How Cordoba’s New Stage Model Makes Nylon-String Guitars More Accessible Than Ever | Guitare.com

Advertising feature with Cordoba Guitars

Earlier this month, Cordoba introduced its first electro-acoustic nylon string, the Stage. It draws on the brand’s rich history of crafting traditional nylon-string guitars, as well as instruments that aim to bridge the gap for steel-string players. But what makes the scene in Cordoba so special? And why would you want to use a hybrid in the first place?

Multifunctional guitars are having a little while.
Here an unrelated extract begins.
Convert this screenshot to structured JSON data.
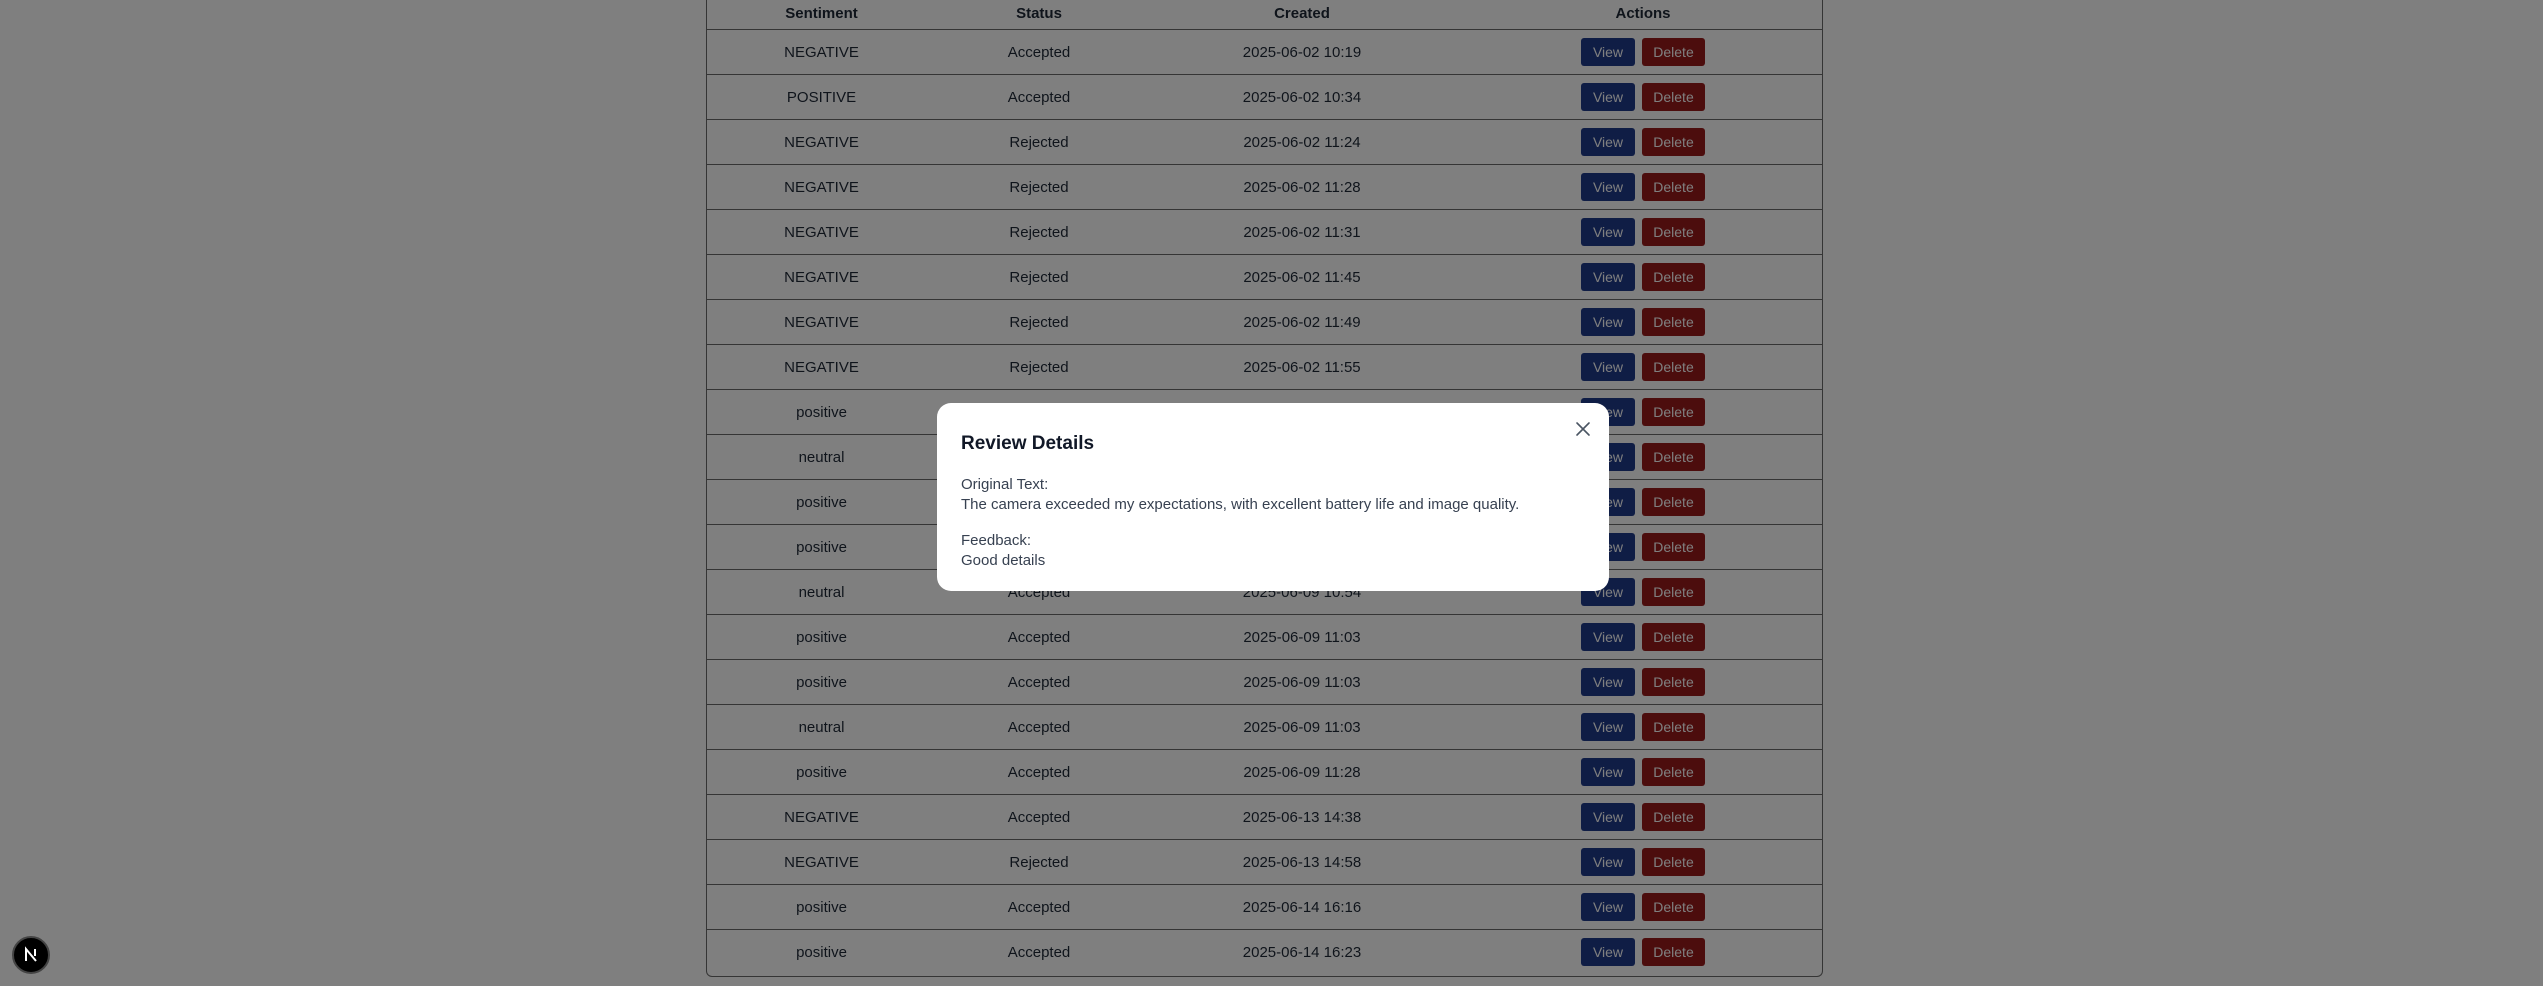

The most obvious example is Fender’s Acoustasonic line, aiming to make the sound and feel of a steel string much more accessible to electric guitarists. and modern guitarists are always looking for new ways to expand their tonal palettes, and thankfully modern pickup technology and construction methods have made it much easier, all in one guitar.
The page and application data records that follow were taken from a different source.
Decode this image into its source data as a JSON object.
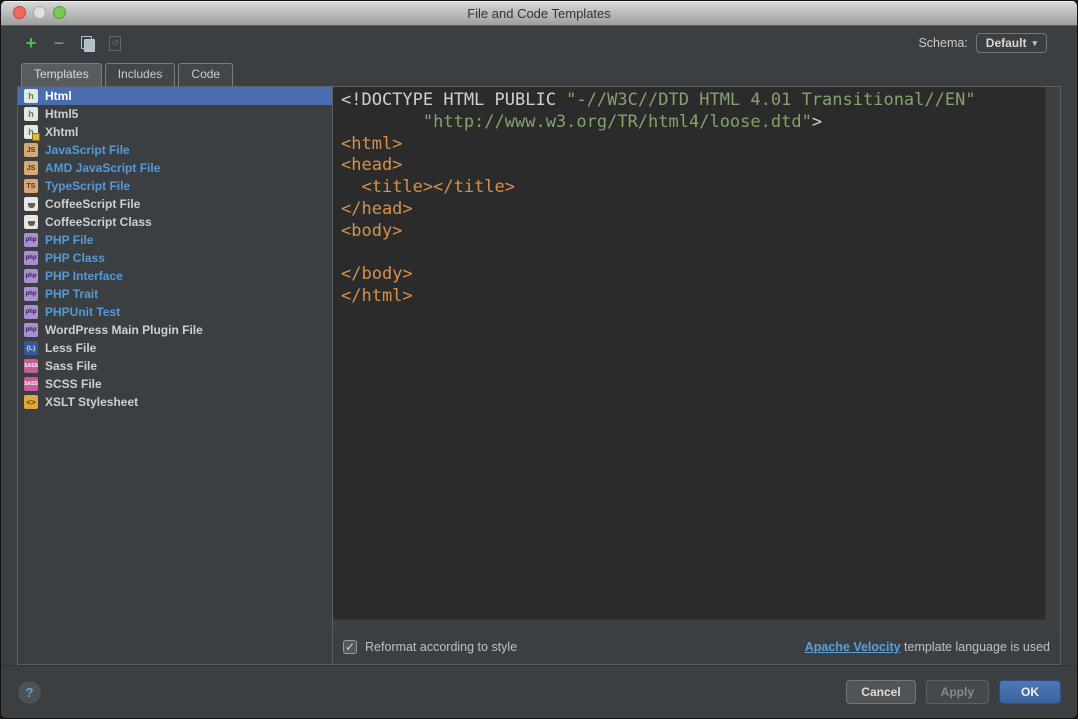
{
  "window": {
    "title": "File and Code Templates"
  },
  "titlebar_icons": {
    "close": "close-button",
    "minimize": "minimize-button",
    "zoom": "zoom-button"
  },
  "toolbar": {
    "add_glyph": "+",
    "remove_glyph": "−",
    "revert_glyph": "↺",
    "schema_label": "Schema:",
    "schema_value": "Default",
    "schema_caret": "▾"
  },
  "tabs": [
    {
      "label": "Templates",
      "selected": true
    },
    {
      "label": "Includes",
      "selected": false
    },
    {
      "label": "Code",
      "selected": false
    }
  ],
  "sidebar": {
    "items": [
      {
        "label": "Html",
        "icon": "html",
        "color": "plain",
        "selected": true
      },
      {
        "label": "Html5",
        "icon": "html",
        "color": "plain",
        "selected": false
      },
      {
        "label": "Xhtml",
        "icon": "xhtml",
        "color": "plain",
        "selected": false
      },
      {
        "label": "JavaScript File",
        "icon": "js",
        "color": "blue",
        "selected": false
      },
      {
        "label": "AMD JavaScript File",
        "icon": "js",
        "color": "blue",
        "selected": false
      },
      {
        "label": "TypeScript File",
        "icon": "ts",
        "color": "blue",
        "selected": false
      },
      {
        "label": "CoffeeScript File",
        "icon": "coffee",
        "color": "plain",
        "selected": false
      },
      {
        "label": "CoffeeScript Class",
        "icon": "coffee",
        "color": "plain",
        "selected": false
      },
      {
        "label": "PHP File",
        "icon": "php",
        "color": "blue",
        "selected": false
      },
      {
        "label": "PHP Class",
        "icon": "php",
        "color": "blue",
        "selected": false
      },
      {
        "label": "PHP Interface",
        "icon": "php",
        "color": "blue",
        "selected": false
      },
      {
        "label": "PHP Trait",
        "icon": "php",
        "color": "blue",
        "selected": false
      },
      {
        "label": "PHPUnit Test",
        "icon": "php",
        "color": "blue",
        "selected": false
      },
      {
        "label": "WordPress Main Plugin File",
        "icon": "php",
        "color": "plain",
        "selected": false
      },
      {
        "label": "Less File",
        "icon": "less",
        "color": "plain",
        "selected": false
      },
      {
        "label": "Sass File",
        "icon": "sass",
        "color": "plain",
        "selected": false
      },
      {
        "label": "SCSS File",
        "icon": "sass",
        "color": "plain",
        "selected": false
      },
      {
        "label": "XSLT Stylesheet",
        "icon": "xslt",
        "color": "plain",
        "selected": false
      }
    ]
  },
  "icon_glyphs": {
    "html": "h",
    "xhtml": "h",
    "js": "JS",
    "ts": "TS",
    "coffee": "",
    "php": "php",
    "less": "{L}",
    "sass": "SASS",
    "xslt": "<>"
  },
  "editor": {
    "lines": [
      [
        {
          "t": "<!DOCTYPE HTML PUBLIC ",
          "c": "plain"
        },
        {
          "t": "\"-//W3C//DTD HTML 4.01 Transitional//EN\"",
          "c": "str"
        }
      ],
      [
        {
          "t": "        \"http://www.w3.org/TR/html4/loose.dtd\"",
          "c": "str"
        },
        {
          "t": ">",
          "c": "plain"
        }
      ],
      [
        {
          "t": "<html>",
          "c": "tag"
        }
      ],
      [
        {
          "t": "<head>",
          "c": "tag"
        }
      ],
      [
        {
          "t": "  ",
          "c": "plain"
        },
        {
          "t": "<title></title>",
          "c": "tag"
        }
      ],
      [
        {
          "t": "</head>",
          "c": "tag"
        }
      ],
      [
        {
          "t": "<body>",
          "c": "tag"
        }
      ],
      [],
      [
        {
          "t": "</body>",
          "c": "tag"
        }
      ],
      [
        {
          "t": "</html>",
          "c": "tag"
        }
      ]
    ]
  },
  "footer": {
    "check_glyph": "✓",
    "reformat_label": "Reformat according to style",
    "checked": true,
    "velocity_link": "Apache Velocity",
    "velocity_rest": " template language is used"
  },
  "buttons": {
    "help": "?",
    "cancel": "Cancel",
    "apply": "Apply",
    "ok": "OK"
  },
  "colors": {
    "dialog_bg": "#3c3f41",
    "editor_bg": "#2b2b2b",
    "selection_blue": "#4a6daf",
    "item_blue": "#559ad8",
    "link_blue": "#5a9fd8",
    "tag_orange": "#d7914b",
    "string_green": "#85a36c",
    "ok_button_blue": "#3f6ba5"
  }
}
No compromise

By making a hybrid instrument, there is always the risk that it becomes a “jack of all trades, master of nothing”. But given Cordoba’s reputation for high-end nylon-string guitars, it wasn’t exactly going to put its name to anything less than excellent sounding.

The construction and electrics of the stage work to make it sound like an authentic nylon-string guitar. First, the construction: the body is fully chambered mahogany, which means the spruce top can vibrate freely for a full, clear, unamplified sound, and for optimal sound transfer into the under-saddle pickup and internal sensors.

And the underseat mic is no ordinary unit. The entire electronic gear is the result of the partnership between Cordoba and Fishman to develop an all-new system, which produces the best possible amplified sound from the guitar. An under-saddle transducer is paired with an internal dual-body pickup microphone setup for a healthy balance of clarity and airiness: the under-saddle piezo transducer provides clarity and attack, while the body pickup system compensates for this with a more natural sound. If you need more airiness or a drier tone, the balance between the body sensor and undersaddle mic is easily adjusted with an integrated blend knob.

The finely tuned electrics and solid construction also work to eliminate stage feedback. Depending on your amplification situation, if you’re holding a very resonant classical guitar that’s plugged into a PA or monitor, that’s a recipe for howling feedback. This can often be recalled by the person picking up the sound, but it will most likely involve picking up a large portion of your sound around your instrument’s resonant frequency. With a guitar already designed to eliminate feedback, that means every part of its natural sound will be felt by the audience.

So the Stage’s construction and electronics work together holistically to create an easy-to-control, great-sounding nylon-string guitar – but it’s all for nothing if you can’t play the Thing.

More comfort

Why wouldn’t you be able to? Well, if you play electric or steel-string acoustic and are thinking of introducing nylon-string guitar sounds into your music, you might have stopped at a guitar shop and have tried a traditional nylon string guitar. If so, you will immediately have noticed that the neck and fingerboard are very different from what you are used to: there is often no fretboard radius at all and the neck is much, much wider. If you’re not used to the much wider spacing and complete lack of radius, nylon-string guitars can be intimidating, requiring a lot of work to get used to, and switching between thinner necks and rounding can complicate things further.

Cordoba Scene

The Cordoba Stage aims to make nylon-string guitar sound accessible to players who might not want to climb that particular wall. Rather than a traditional 52mm, the Stage sports a 48mm nut width. It’s not as thin as the nut of a steel string, often around 43mm, which means it still offers the wider string spacing that classic chord voicings sometimes require. The neck also has a 16-inch radius, which means chord shapes will feel much more natural if you’re used to electrics, or if you’ve just discovered that traditional nylon-string guitars have chord spacing. strings too wide for your hands or playing style.

And the solid, chambered body that reduces feedback and increases resonance also helps the guitar sound as thin as it is, yet full and clear: it measures just 40mm from top to bottom, thinner than most steels. string acoustics.

The best of both worlds

The sound of a nylon string guitar can be absolutely stunning and offer something completely different from what you might be used to. Similar to how the Fender Acoustasonic can bridge the gap between electric and acoustic, the Stage can make nylon-string guitars accessible to both steel-string and electric players. If you want to introduce the sound of nylon strings to your repertoire, but worry about the ergonomic challenges, you need not worry anymore.

Cordoba scene

And, of course, hybrids go both ways: if you’re a classic player, but find yourself wanting a more ergonomic instrument, or you’re tired of having to dial in feedback before every live performance, the stage is a great choice for your next guitar.

Comments are closed.